Let us take a moment to reflect on Psalm 119:27, “Make me understand the way of Thy precepts, so I will meditate on Thy wonders.” The Genesis account of creation profoundly states mankind is made in the image of God. Yet no two of us are identical. Each of us are influenced by our environment in unique ways. We view the world and respond to the Creator in unique ways conditioned by scores of influences and personal experiences.

Suppose that the wildflower world was planned by God to remind us of the vast differences that exist about us. Ironically, we seem to accept that diversity in nature but then struggle with diversity among our fellow humans. To be made in the image of God means the capacity to discern right from wrong, to feel pangs of guilt, to turn back and find forgiveness through Jesus Christ. Then we soar to the full image of God as we freely worship and commune with our Creator.

A friend of mine once told of his mother taking him aside one day as a lad. She strictly rebuked him for something he said about another boy. “Son, he was made in the image of God, just as you were. That means God loves him as much as He loves you. When you put him down, you are insulting God.” The basis of all the precepts of God is this profound truth.

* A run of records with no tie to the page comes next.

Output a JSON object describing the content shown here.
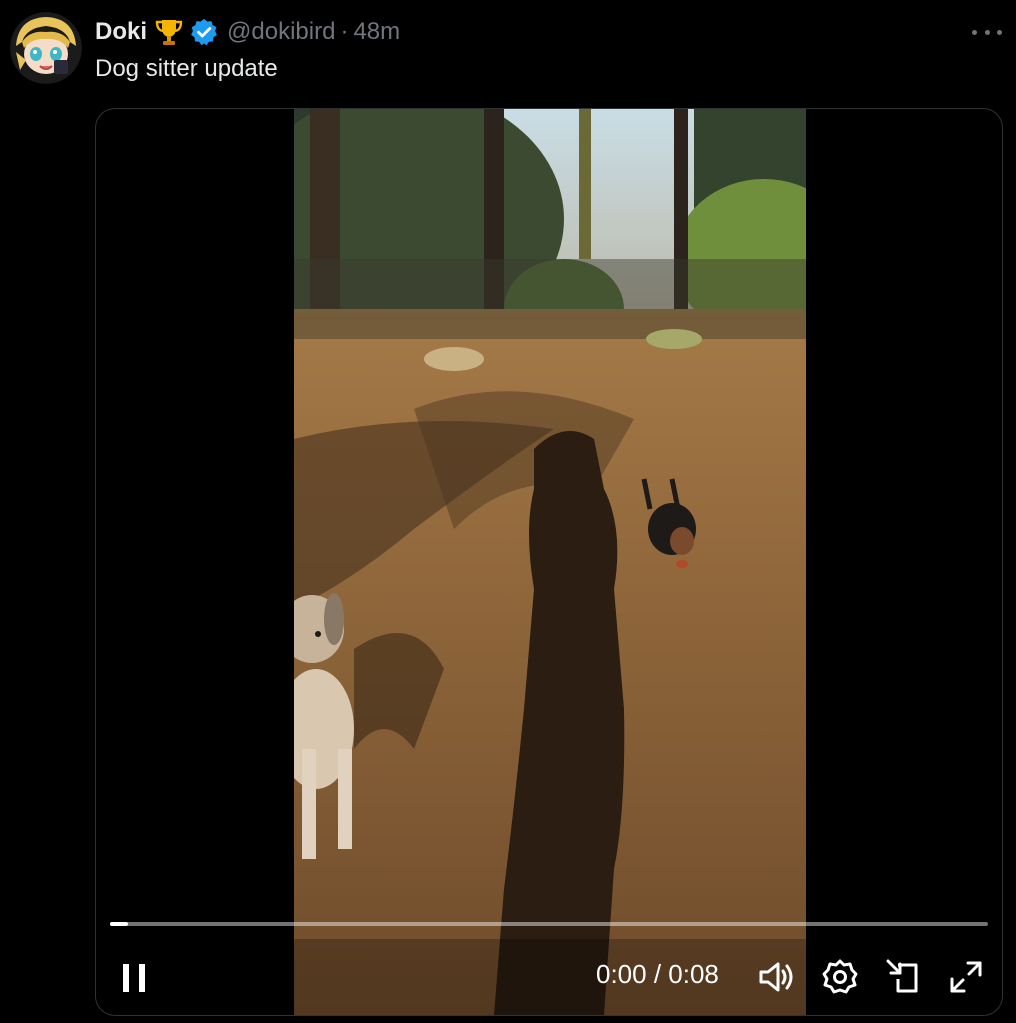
{
  "tweet": {
    "author_name": "Doki",
    "handle": "@dokibird",
    "separator": "·",
    "time": "48m",
    "text": "Dog sitter update",
    "badge_icons": [
      "trophy-icon",
      "verified-badge-icon"
    ]
  },
  "video": {
    "current_time": "0:00",
    "duration": "0:08",
    "timecode": "0:00 / 0:08",
    "progress": 0.02,
    "state": "playing"
  },
  "controls": [
    "pause-icon",
    "volume-icon",
    "settings-icon",
    "pip-icon",
    "fullscreen-icon"
  ],
  "colors": {
    "background": "#000000",
    "text_primary": "#e7e9ea",
    "text_secondary": "#71767b",
    "verified_blue": "#1d9bf0",
    "trophy_gold": "#f4b400"
  }
}
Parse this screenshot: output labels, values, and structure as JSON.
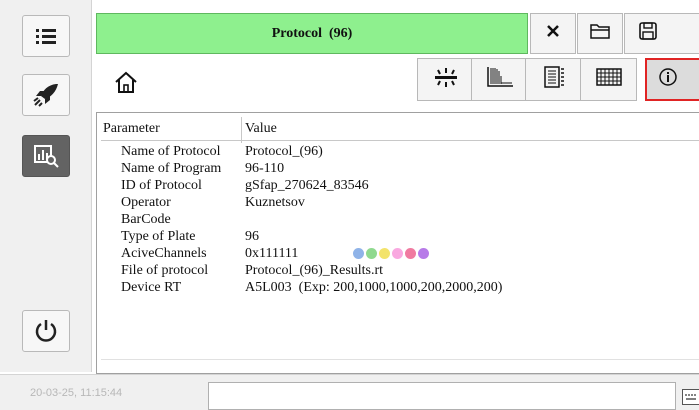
{
  "window": {
    "title": "Protocol  (96)",
    "title_bg": "#8ef08e",
    "active_border": "#e02424"
  },
  "sidebar": {
    "items": [
      {
        "icon": "list-icon"
      },
      {
        "icon": "rocket-icon"
      },
      {
        "icon": "chart-search-icon"
      },
      {
        "icon": "power-icon"
      }
    ]
  },
  "title_buttons": [
    {
      "icon": "close-icon"
    },
    {
      "icon": "folder-icon"
    },
    {
      "icon": "save-icon"
    }
  ],
  "toolbar": {
    "home_icon": "home-icon",
    "views": [
      {
        "icon": "sun-bar-icon"
      },
      {
        "icon": "plot-icon"
      },
      {
        "icon": "list-box-icon"
      },
      {
        "icon": "grid-icon"
      },
      {
        "icon": "info-icon",
        "active": true
      }
    ]
  },
  "info": {
    "header_param": "Parameter",
    "header_value": "Value",
    "rows": [
      {
        "key": "Name of Protocol",
        "value": "Protocol_(96)"
      },
      {
        "key": "Name of Program",
        "value": "96-110"
      },
      {
        "key": "ID of Protocol",
        "value": "gSfap_270624_83546"
      },
      {
        "key": "Operator",
        "value": "Kuznetsov"
      },
      {
        "key": "BarCode",
        "value": ""
      },
      {
        "key": "Type of Plate",
        "value": "96"
      },
      {
        "key": "AciveChannels",
        "value": "0x111111"
      },
      {
        "key": "File of protocol",
        "value": "Protocol_(96)_Results.rt"
      },
      {
        "key": "Device RT",
        "value": "A5L003  (Exp: 200,1000,1000,200,2000,200)"
      }
    ],
    "channel_colors": [
      "#8fb3e8",
      "#8fd98f",
      "#f3e36b",
      "#f9a8e0",
      "#f07aa0",
      "#b77ae8"
    ]
  },
  "statusbar": {
    "time": "20-03-25, 11:15:44"
  }
}
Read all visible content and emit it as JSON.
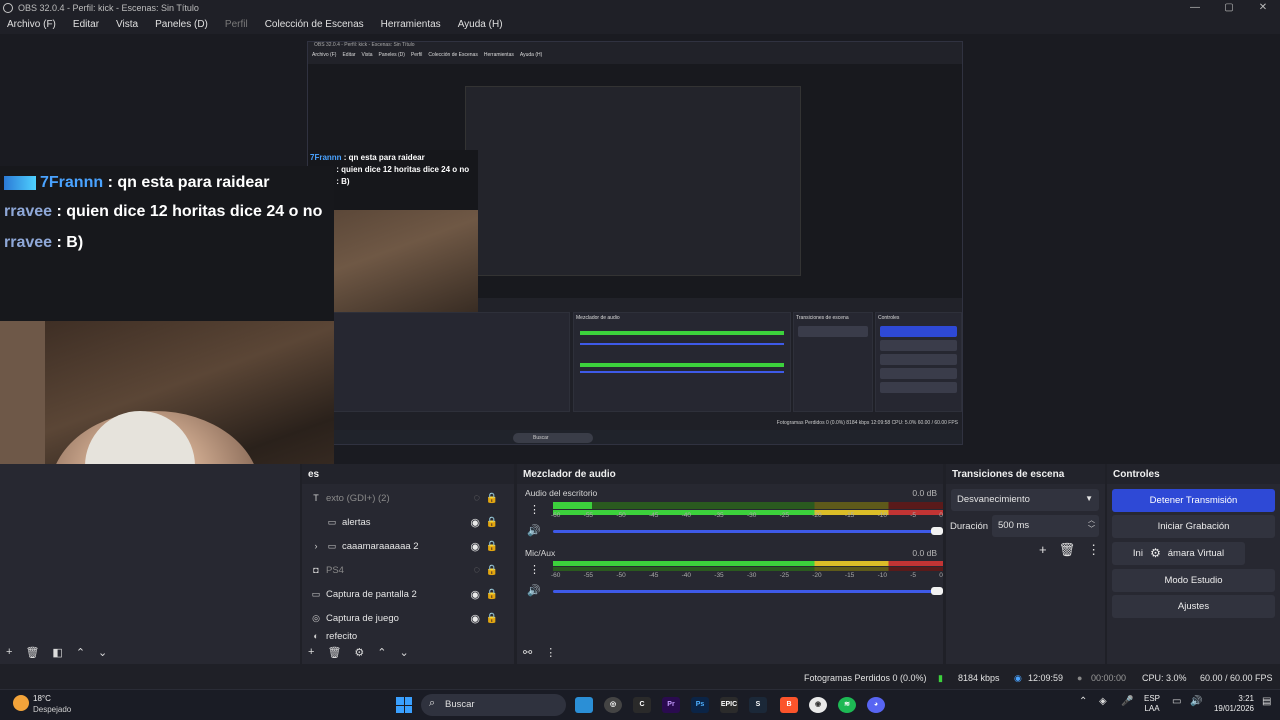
{
  "window": {
    "title": "OBS 32.0.4 - Perfil: kick - Escenas: Sin Título",
    "minimize": "—",
    "maximize": "▢",
    "close": "✕"
  },
  "menu": {
    "items": [
      "Archivo (F)",
      "Editar",
      "Vista",
      "Paneles (D)",
      "Perfil",
      "Colección de Escenas",
      "Herramientas",
      "Ayuda (H)"
    ]
  },
  "preview": {
    "chat": [
      {
        "user": "7Frannn",
        "text": " : qn esta para raidear"
      },
      {
        "user": "rravee",
        "text": " : quien dice 12 horitas dice 24 o no"
      },
      {
        "user": "rravee",
        "text": " : B)"
      }
    ],
    "nested_title": "OBS 32.0.4 - Perfil: kick - Escenas: Sin Título",
    "nested_menu": [
      "Archivo (F)",
      "Editar",
      "Vista",
      "Paneles (D)",
      "Perfil",
      "Colección de Escenas",
      "Herramientas",
      "Ayuda (H)"
    ],
    "nested_mixer_title": "Mezclador de audio",
    "nested_trans_title": "Transiciones de escena",
    "nested_ctrl_title": "Controles",
    "nested_status": "Fotogramas Perdidos 0 (0.0%)   8184 kbps   12:09:58   CPU: 5.0%   60.00 / 60.00 FPS",
    "nested_search": "Buscar"
  },
  "sources": {
    "header": "es",
    "items": [
      {
        "label": "exto (GDI+) (2)",
        "icon": "text-icon",
        "visible": false,
        "dim": true
      },
      {
        "label": "alertas",
        "icon": "folder-icon",
        "visible": true,
        "dim": false
      },
      {
        "label": "caaamaraaaaaa 2",
        "icon": "folder-icon",
        "visible": true,
        "dim": false
      },
      {
        "label": "PS4",
        "icon": "camera-icon",
        "visible": false,
        "dim": true
      },
      {
        "label": "Captura de pantalla 2",
        "icon": "monitor-icon",
        "visible": true,
        "dim": false
      },
      {
        "label": "Captura de juego",
        "icon": "gamepad-icon",
        "visible": true,
        "dim": false
      },
      {
        "label": "refecito",
        "icon": "image-icon",
        "visible": true,
        "dim": false
      }
    ]
  },
  "mixer": {
    "header": "Mezclador de audio",
    "tracks": [
      {
        "name": "Audio del escritorio",
        "db": "0.0 dB",
        "level": 0.1,
        "volume": 1.0
      },
      {
        "name": "Mic/Aux",
        "db": "0.0 dB",
        "level": 0.0,
        "volume": 1.0
      }
    ],
    "scale": [
      "-60",
      "-55",
      "-50",
      "-45",
      "-40",
      "-35",
      "-30",
      "-25",
      "-20",
      "-15",
      "-10",
      "-5",
      "0"
    ]
  },
  "transitions": {
    "header": "Transiciones de escena",
    "selected": "Desvanecimiento",
    "duration_label": "Duración",
    "duration_value": "500 ms"
  },
  "controls": {
    "header": "Controles",
    "stop_stream": "Detener Transmisión",
    "start_record": "Iniciar Grabación",
    "virtual_cam": "Iniciar Cámara Virtual",
    "studio_mode": "Modo Estudio",
    "settings": "Ajustes"
  },
  "status": {
    "dropped": "Fotogramas Perdidos 0 (0.0%)",
    "bitrate": "8184 kbps",
    "stream_time": "12:09:59",
    "record_time": "00:00:00",
    "cpu": "CPU: 3.0%",
    "fps": "60.00 / 60.00 FPS"
  },
  "taskbar": {
    "temp": "18°C",
    "weather": "Despejado",
    "search_placeholder": "Buscar",
    "lang_top": "ESP",
    "lang_bottom": "LAA",
    "time": "3:21",
    "date": "19/01/2026"
  },
  "colors": {
    "accent": "#2e49d6",
    "panel": "#272831",
    "background": "#1f2027"
  }
}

When spring arrived there are many tiny blooms all around us. Because they were small, it was easy to overlook them. Most of them live close to the ground. Early in the season their stems are short but as spring develops some will emerge with longer stems. The wildflower for today is an early bloomer but when the habitat is right may be seen in June.

LAVENDER FIELD PANSY

Viola emarginata

This field pansy is in the violet family, of which there are about 20 varieties that grow in Georgia’s fields, lawns and gardens. However, it is the only one of the 20 that is an annual. It is tiny and when it rains it turns its blossom downward, making it much harder to see.

The light lavender flowers measure 1/2 inch wide. The bottom petal often folds along the center vein. The center of the bloom is a pale yellow with sharply contrasting purple lines radiating from the center. These streaks remind me of a cat’s whiskers.

The pale green leaves occur in clusters along the 6-inch stem. Two dominant opposite leaves emerge, followed shortly by thin leaflets. From the clusters the inch-long spike that holds the bloom forms. Other blooms sprout from these clusters in a sporadic sequence. It is rare to see two blooms from a cluster at the same time.

Field pansies begin to appear in late February or March depending on the warmth of the weather. They will continue through into June near creek banks.

May this day bring you many blessings as you continue your journey of faith. May you reflect the love of God toward all. Remember the advice of my friend’s mother, “When you put him down, you are insulting God.”

Orrin Morris is a retired Baptist minister, local artist and art teacher. To purchase a two-volume set of books featuring his wildflower columns, visit The Sketching Pad in Olde Town Conyers, or call 770-929-3697 or text 404-824-3697. Email him at odmsketchingpad@yahoo.com.

Editor

I have been editor of the Rockdale Citizen since 1996 and editor of the Newton Citizen since it began publication in 2004. I am also currently executive editor of the Clayton News Daily, Henry Daily Herald and Jackson Progress-Argus.